Your goal:
Pictures are to be left out, and the rest of the records reproduced exactly.

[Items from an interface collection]

__________

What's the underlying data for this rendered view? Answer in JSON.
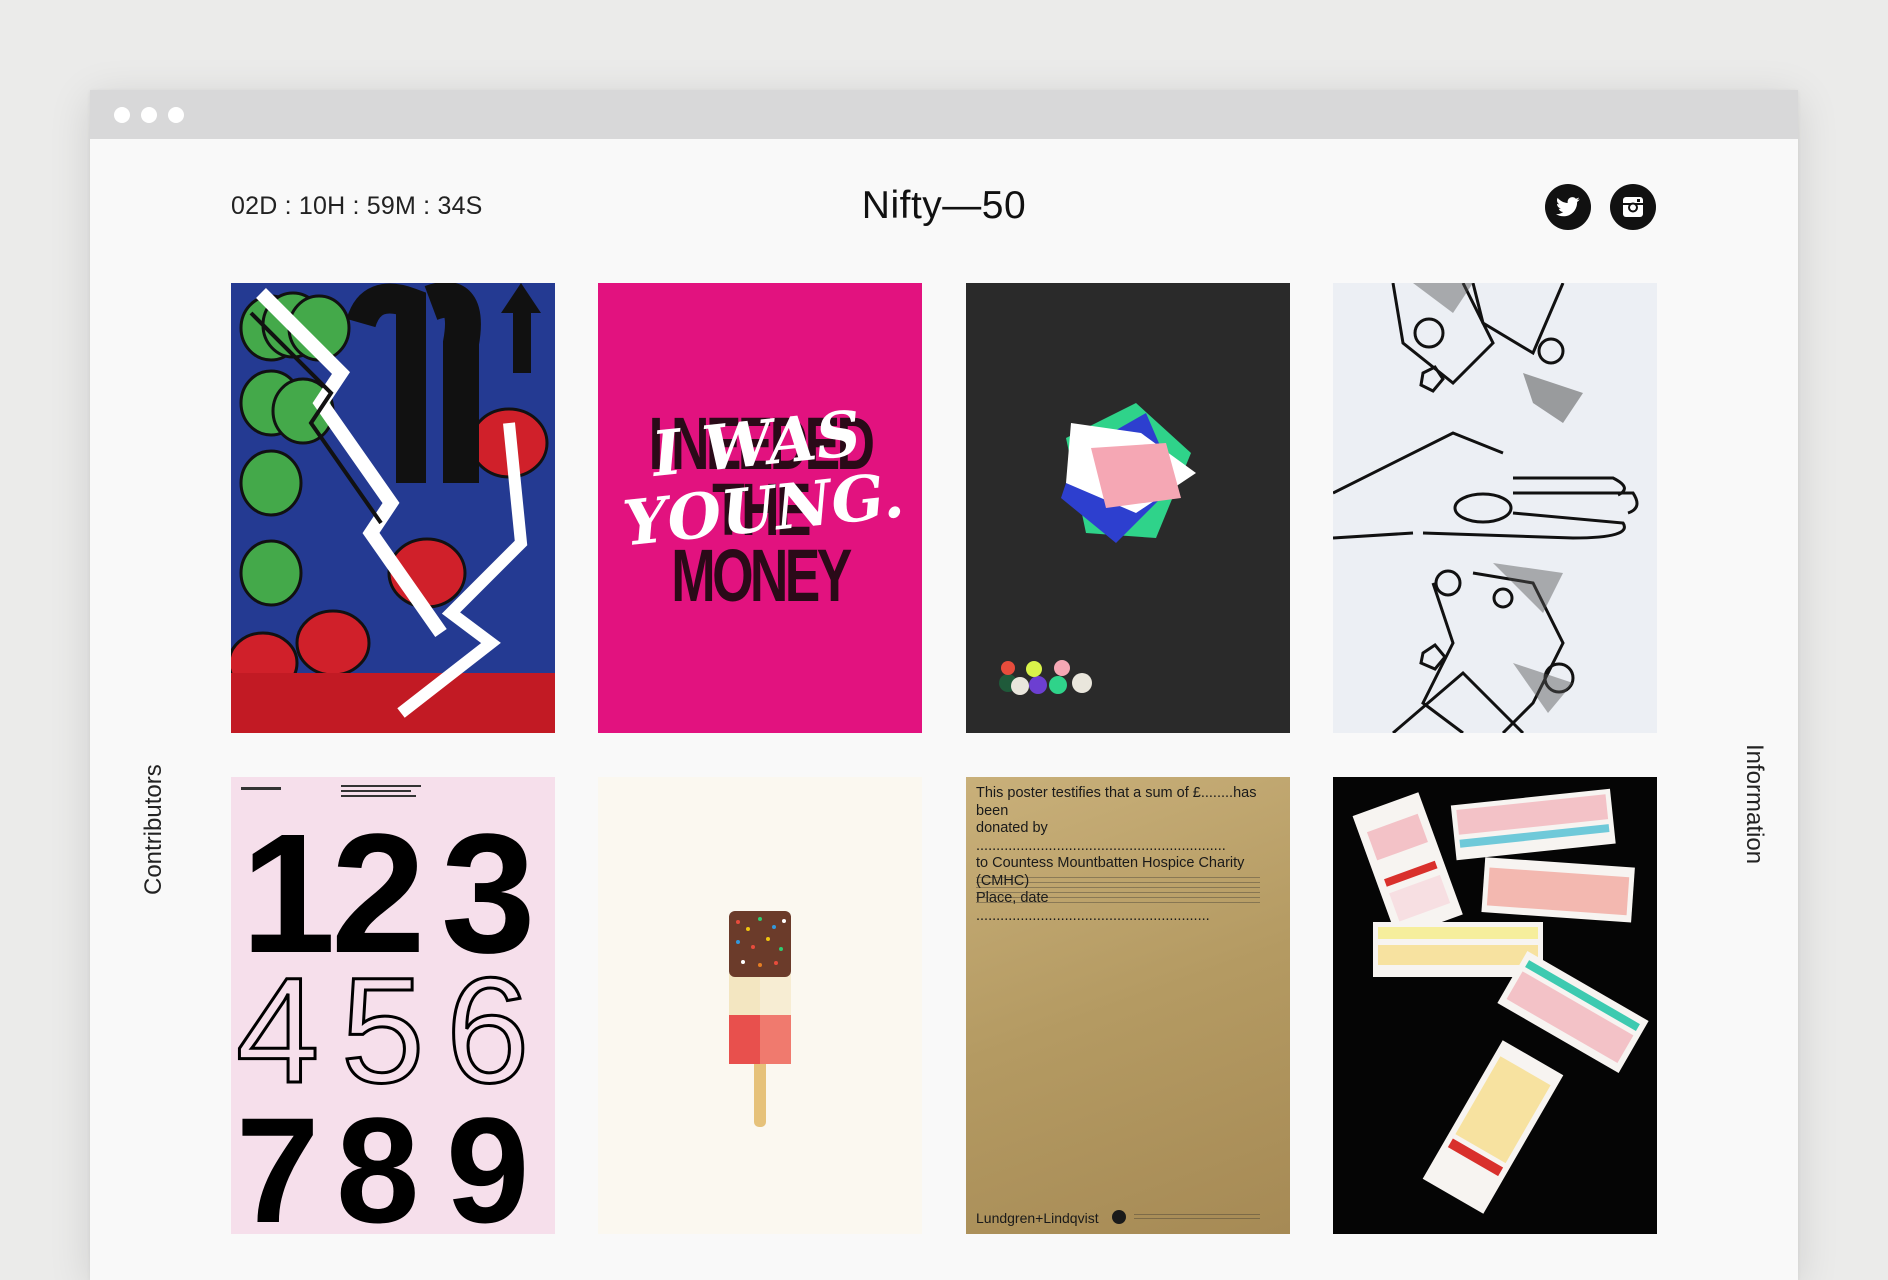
{
  "header": {
    "countdown": "02D : 10H : 59M : 34S",
    "title": "Nifty—50",
    "social": [
      {
        "name": "Twitter",
        "icon": "twitter-icon"
      },
      {
        "name": "Instagram",
        "icon": "instagram-icon"
      }
    ]
  },
  "sidebar": {
    "left_label": "Contributors",
    "right_label": "Information"
  },
  "posters": {
    "coins": {
      "icon": "coin-stacks-poster"
    },
    "young": {
      "back_lines": [
        "I NEEDED",
        "THE MONEY"
      ],
      "front_lines": [
        "I WAS",
        "YOUNG."
      ]
    },
    "shapes": {
      "icon": "overlapping-shapes-poster"
    },
    "hands": {
      "icon": "hands-drawing-poster"
    },
    "numbers": {
      "digits": [
        "1",
        "2",
        "3",
        "4",
        "5",
        "6",
        "7",
        "8",
        "9"
      ]
    },
    "icecream": {
      "icon": "ice-lolly-poster"
    },
    "gold": {
      "lines": [
        "This poster testifies that a sum of £........has been",
        "donated by ..............................................................",
        "to Countess Mountbatten Hospice Charity (CMHC)",
        "Place, date .........................................................."
      ],
      "footer": "Lundgren+Lindqvist"
    },
    "tickets": {
      "icon": "lottery-tickets-poster"
    }
  },
  "colors": {
    "page_bg": "#ebebea",
    "window_bg": "#f9f9f9",
    "titlebar": "#d8d8d9",
    "icon_bg": "#111111",
    "magenta": "#e2127f",
    "blue": "#243a92"
  }
}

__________

Written answer:
What's the underlying data for this rendered view? Answer in JSON.
{
  "header": {
    "countdown": "02D : 10H : 59M : 34S",
    "title": "Nifty—50",
    "social": [
      {
        "name": "Twitter",
        "icon": "twitter-icon"
      },
      {
        "name": "Instagram",
        "icon": "instagram-icon"
      }
    ]
  },
  "sidebar": {
    "left_label": "Contributors",
    "right_label": "Information"
  },
  "posters": {
    "coins": {
      "icon": "coin-stacks-poster"
    },
    "young": {
      "back_lines": [
        "I NEEDED",
        "THE MONEY"
      ],
      "front_lines": [
        "I WAS",
        "YOUNG."
      ]
    },
    "shapes": {
      "icon": "overlapping-shapes-poster"
    },
    "hands": {
      "icon": "hands-drawing-poster"
    },
    "numbers": {
      "digits": [
        "1",
        "2",
        "3",
        "4",
        "5",
        "6",
        "7",
        "8",
        "9"
      ]
    },
    "icecream": {
      "icon": "ice-lolly-poster"
    },
    "gold": {
      "lines": [
        "This poster testifies that a sum of £........has been",
        "donated by ..............................................................",
        "to Countess Mountbatten Hospice Charity (CMHC)",
        "Place, date .........................................................."
      ],
      "footer": "Lundgren+Lindqvist"
    },
    "tickets": {
      "icon": "lottery-tickets-poster"
    }
  },
  "colors": {
    "page_bg": "#ebebea",
    "window_bg": "#f9f9f9",
    "titlebar": "#d8d8d9",
    "icon_bg": "#111111",
    "magenta": "#e2127f",
    "blue": "#243a92"
  }
}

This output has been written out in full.